Earlier last year (2009) in the midst of the worst financial disaster to hit this country since the Great Depression, General Motors filed for bankruptcy. In February of 2010, GM announced the end of the ultimate symbol of American dominance, the HUMMER. The irony is that in the early 2000’s GM spent millions in developing the EV1, a fully functional electric car, but killed the program to make room for the HUMMER. And now not even the Chinese want the beleaguered brand. GM’s problems, however, are not unique and in fact are the same problems facing the nation as a whole at this precarious time.
“This is the lesson of GM's bankruptcy, and it has little to do with market share and miles per gallon. It's a rebuff of the notion of exceptionalism. Any organization that fails to sufficiently safeguard its means of self-correction and reform, that forsakes long-term investment for short-term gain, that piles up debt year after year, will eventually fail, no matter how grand its history or noble its purpose. If you don't feel the tingle of national mortality in all this, you're not paying attention.” Dan Neil
For me the symbol that best personifies the arrogant, unsustainable, indulgence of the last era and the inevitable downfall, is the HUMMER H2. This military vehicle turned 9 MPG grocery getter has been called “An indictment of the American psyche on wheels,” and is clearly consumerism at its peak. By choosing the HUMMER as a symbol to deconstruct, it speaks to the broader culture that bought into this ideology, resulting in the largest financial collapse since the Great Depression and an impending environmental catastrophe.
I believe that the power of this work lays within the evisceration of the object itself and all that it represents. It was therefore very important to me to acquire, at market price, a working automobile in the best condition possible. To cut any corners on this point was to me, completely unacceptable. Adding meaning and back story, I bought the car from a dealer who had just bought it at an auction for bank owned, repossessed vehicles, a further monument to the times. Like my car cutting forefathers I too had to embrace the absurd if I was to make any sense out of the current madness.
I am very interested in work that deals with contradiction, and irony. Like a film director showing the brutal violence of war to make a statement about the horrors of war, I had to embrace excess in the creation of this object to reflect back its ultimate insanity. I very much love this tension, between the beautiful and the dark, between physical attraction and intellectual revulsion, the ultimate guilty pleasure. Optimism is present but checked by the reality of human nature.

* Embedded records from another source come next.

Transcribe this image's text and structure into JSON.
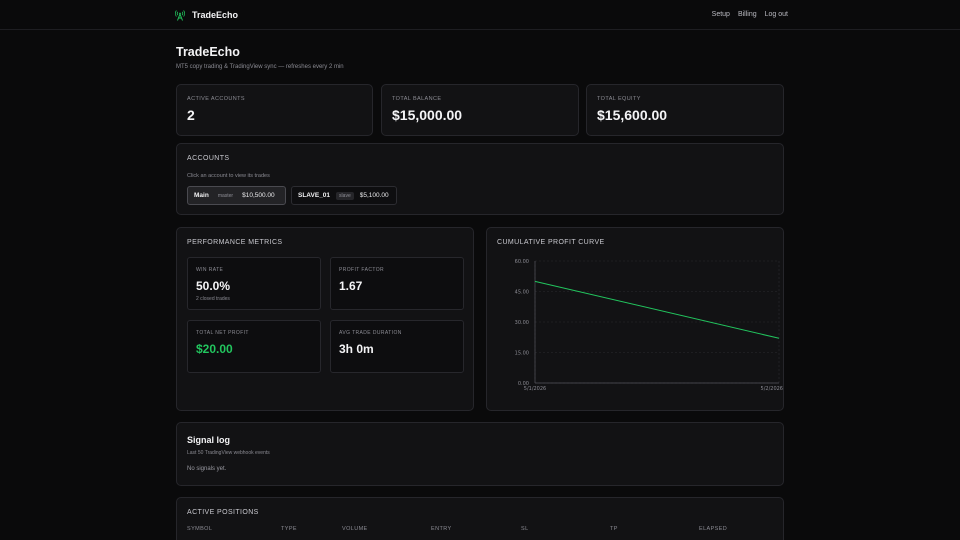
{
  "app": {
    "brand": "TradeEcho"
  },
  "nav": {
    "setup": "Setup",
    "billing": "Billing",
    "logout": "Log out"
  },
  "header": {
    "title": "TradeEcho",
    "subtitle": "MT5 copy trading & TradingView sync — refreshes every 2 min"
  },
  "stats": [
    {
      "label": "Active accounts",
      "value": "2"
    },
    {
      "label": "Total balance",
      "value": "$15,000.00"
    },
    {
      "label": "Total equity",
      "value": "$15,600.00"
    }
  ],
  "accounts": {
    "title": "Accounts",
    "hint": "Click an account to view its trades",
    "items": [
      {
        "name": "Main",
        "role": "master",
        "balance": "$10,500.00",
        "selected": true
      },
      {
        "name": "SLAVE_01",
        "role": "slave",
        "balance": "$5,100.00",
        "selected": false
      }
    ]
  },
  "performance": {
    "title": "Performance metrics",
    "metrics": [
      {
        "label": "Win rate",
        "value": "50.0%",
        "sub": "2 closed trades"
      },
      {
        "label": "Profit factor",
        "value": "1.67",
        "sub": ""
      },
      {
        "label": "Total net profit",
        "value": "$20.00",
        "sub": ""
      },
      {
        "label": "Avg trade duration",
        "value": "3h 0m",
        "sub": ""
      }
    ]
  },
  "chart": {
    "title": "Cumulative profit curve",
    "line_color": "#22c55e",
    "positive_color": "#22c55e"
  },
  "chart_data": {
    "type": "line",
    "title": "Cumulative profit curve",
    "x": [
      "5/1/2026",
      "5/2/2026"
    ],
    "series": [
      {
        "values": [
          50,
          22
        ]
      }
    ],
    "yticks": [
      "60.00",
      "45.00",
      "30.00",
      "15.00",
      "0.00"
    ],
    "ylim": [
      0,
      60
    ],
    "xlabel": "",
    "ylabel": "",
    "grid": true
  },
  "signal_log": {
    "title": "Signal log",
    "hint": "Last 50 TradingView webhook events",
    "empty": "No signals yet."
  },
  "positions": {
    "title": "Active positions",
    "columns": [
      "Symbol",
      "Type",
      "Volume",
      "Entry",
      "SL",
      "TP",
      "Elapsed"
    ]
  }
}
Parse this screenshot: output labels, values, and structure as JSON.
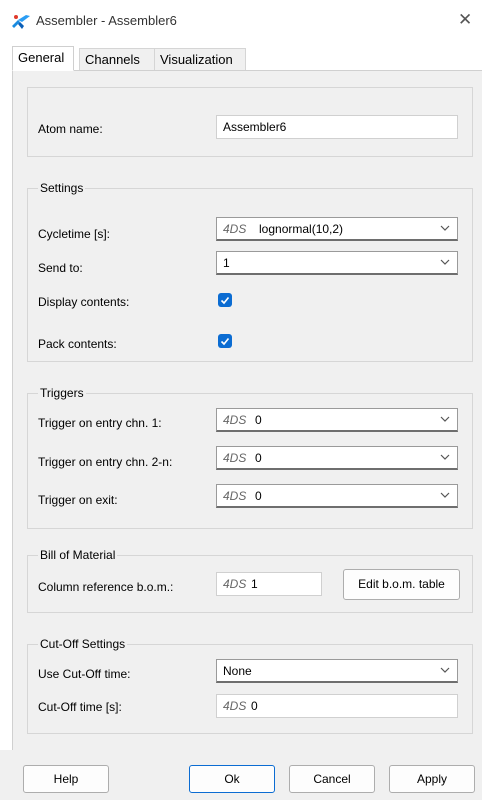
{
  "window": {
    "title": "Assembler - Assembler6",
    "close_glyph": "✕",
    "icon": "enterprise-dynamics-icon"
  },
  "tabs": [
    {
      "label": "General",
      "active": true
    },
    {
      "label": "Channels",
      "active": false
    },
    {
      "label": "Visualization",
      "active": false
    }
  ],
  "atom": {
    "label": "Atom name:",
    "value": "Assembler6"
  },
  "settings": {
    "title": "Settings",
    "cycletime_label": "Cycletime [s]:",
    "cycletime_tag": "4DS",
    "cycletime_value": "lognormal(10,2)",
    "sendto_label": "Send to:",
    "sendto_value": "1",
    "display_label": "Display contents:",
    "display_checked": true,
    "pack_label": "Pack contents:",
    "pack_checked": true
  },
  "triggers": {
    "title": "Triggers",
    "entry1_label": "Trigger on entry chn. 1:",
    "entry1_tag": "4DS",
    "entry1_value": "0",
    "entry2n_label": "Trigger on entry chn. 2-n:",
    "entry2n_tag": "4DS",
    "entry2n_value": "0",
    "exit_label": "Trigger on exit:",
    "exit_tag": "4DS",
    "exit_value": "0"
  },
  "bom": {
    "title": "Bill of Material",
    "column_label": "Column reference b.o.m.:",
    "column_tag": "4DS",
    "column_value": "1",
    "edit_button": "Edit b.o.m. table"
  },
  "cutoff": {
    "title": "Cut-Off Settings",
    "use_label": "Use Cut-Off time:",
    "use_value": "None",
    "time_label": "Cut-Off time [s]:",
    "time_tag": "4DS",
    "time_value": "0"
  },
  "buttons": {
    "help": "Help",
    "ok": "Ok",
    "cancel": "Cancel",
    "apply": "Apply"
  },
  "colors": {
    "accent": "#0b6cd2",
    "panel_bg": "#f0f0f0"
  }
}
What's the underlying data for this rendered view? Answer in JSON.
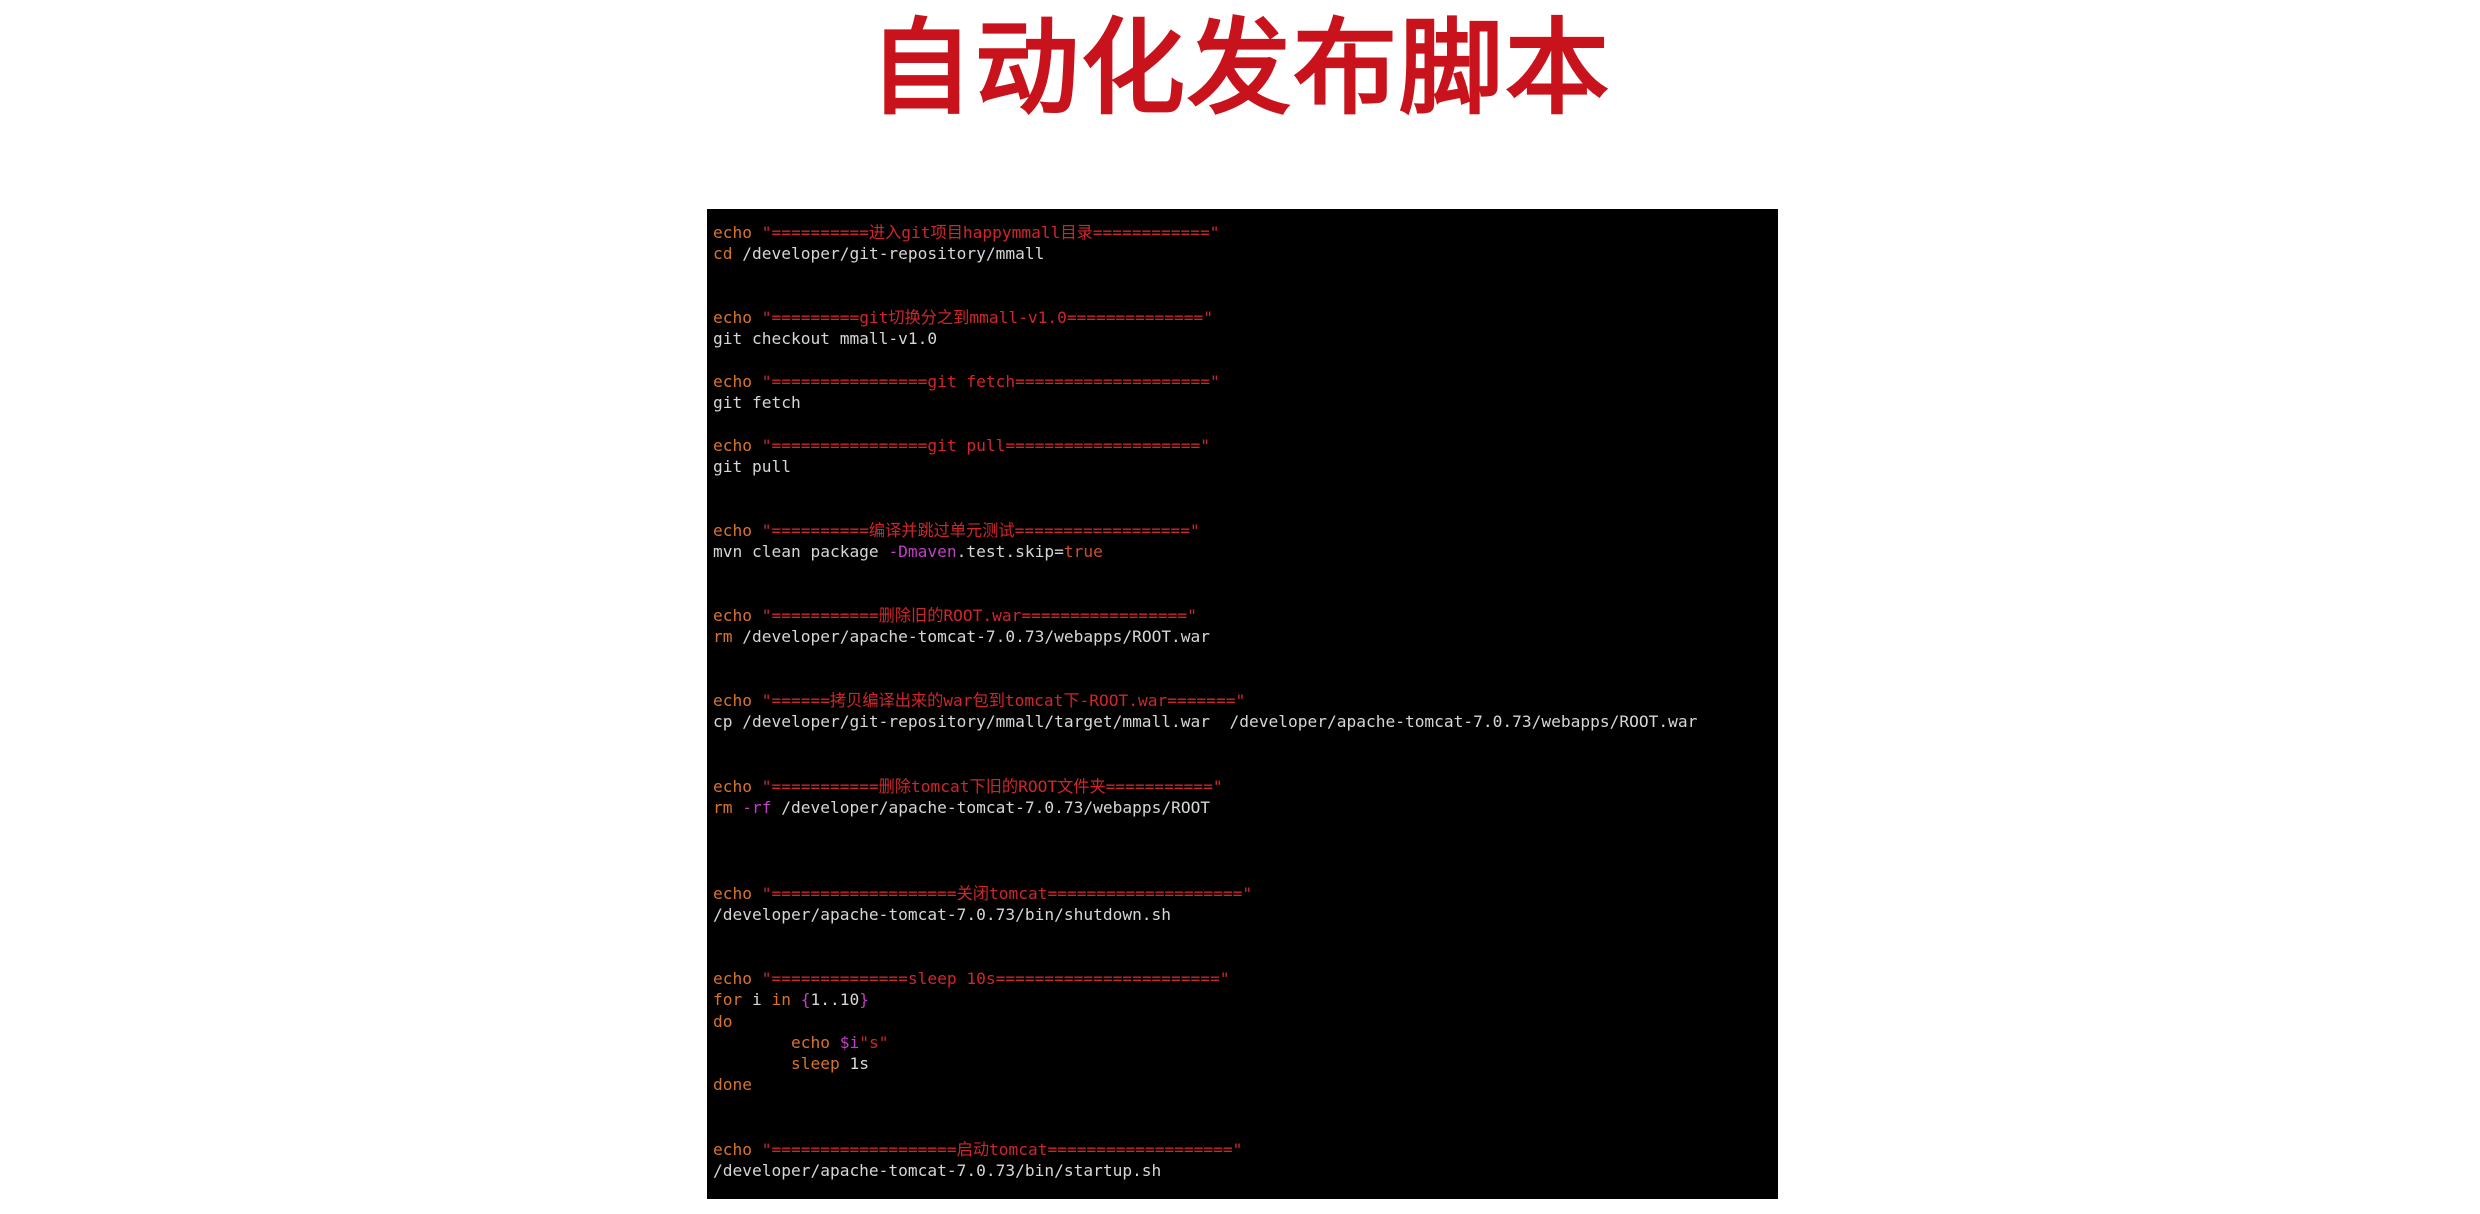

My work exits in a continuum of time. It is from the future, but is rooted in the present and connects the past. Taking the logic of the past and putting it in the context of our current economic and environmental disaster, I am making my own satirical prediction of the future- Unless we come up with alternative fuel sources and rethink our reliance on a hyper-inflated, consumption-based oil economy; we may be left with no other options than to hook our cars up to horses.